• _Your task_
Of the lines below, copy those that hold the word "icon".

[Excerpts from an interface dataset]

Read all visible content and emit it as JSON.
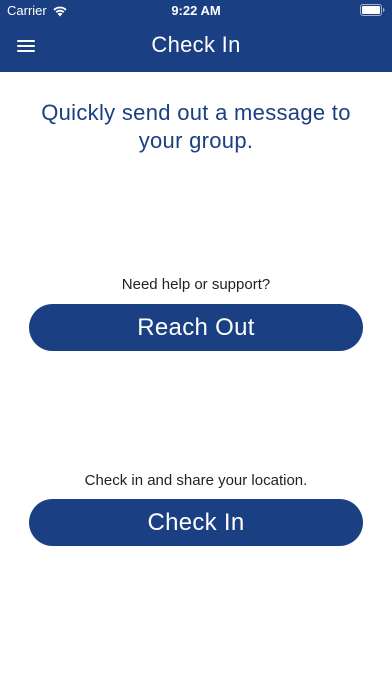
{
  "status_bar": {
    "carrier": "Carrier",
    "time": "9:22 AM",
    "wifi_icon": "wifi-icon",
    "battery_icon": "battery-icon"
  },
  "nav": {
    "menu_icon": "hamburger-menu-icon",
    "title": "Check In"
  },
  "main": {
    "intro": "Quickly send out a message to your group.",
    "support_prompt": "Need help or support?",
    "reach_out_label": "Reach Out",
    "checkin_prompt": "Check in and share your location.",
    "check_in_label": "Check In"
  },
  "colors": {
    "brand_blue": "#1a3f82",
    "background": "#ffffff",
    "prompt_text": "#222222"
  }
}
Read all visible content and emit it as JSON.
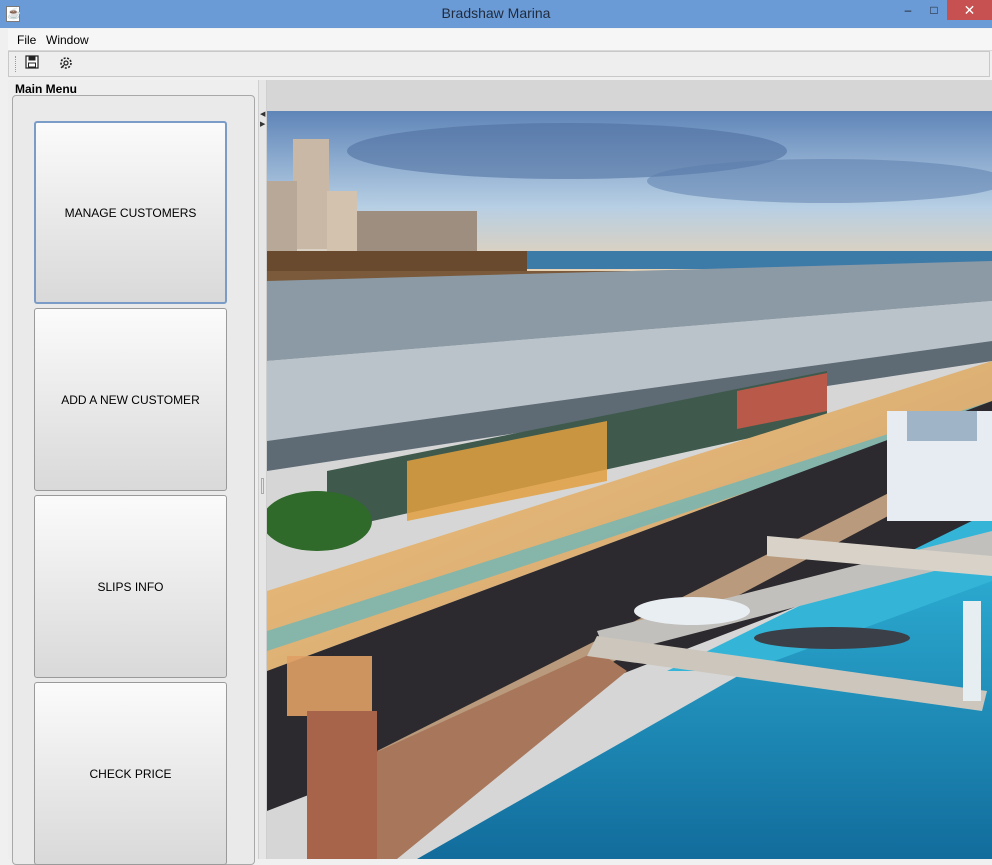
{
  "window": {
    "title": "Bradshaw Marina",
    "minimize": "–",
    "maximize": "□",
    "close": "✕"
  },
  "menubar": {
    "file": "File",
    "window": "Window"
  },
  "toolbar": {
    "save_icon": "save-icon",
    "settings_icon": "settings-icon"
  },
  "sidebar": {
    "title": "Main Menu",
    "buttons": [
      {
        "label": "MANAGE CUSTOMERS"
      },
      {
        "label": "ADD A NEW CUSTOMER"
      },
      {
        "label": "SLIPS INFO"
      },
      {
        "label": "CHECK PRICE"
      }
    ]
  },
  "colors": {
    "titlebar": "#6b9bd6",
    "close_button": "#c75050",
    "water": "#1e9fc8",
    "sky": "#8ab3d6"
  }
}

• _Response box_
    "wifi_icon": "wifi-icon",
    "battery_icon": "battery-icon"
    "menu_icon": "hamburger-menu-icon",
    "save_icon": "save-icon",
    "settings_icon": "settings-icon"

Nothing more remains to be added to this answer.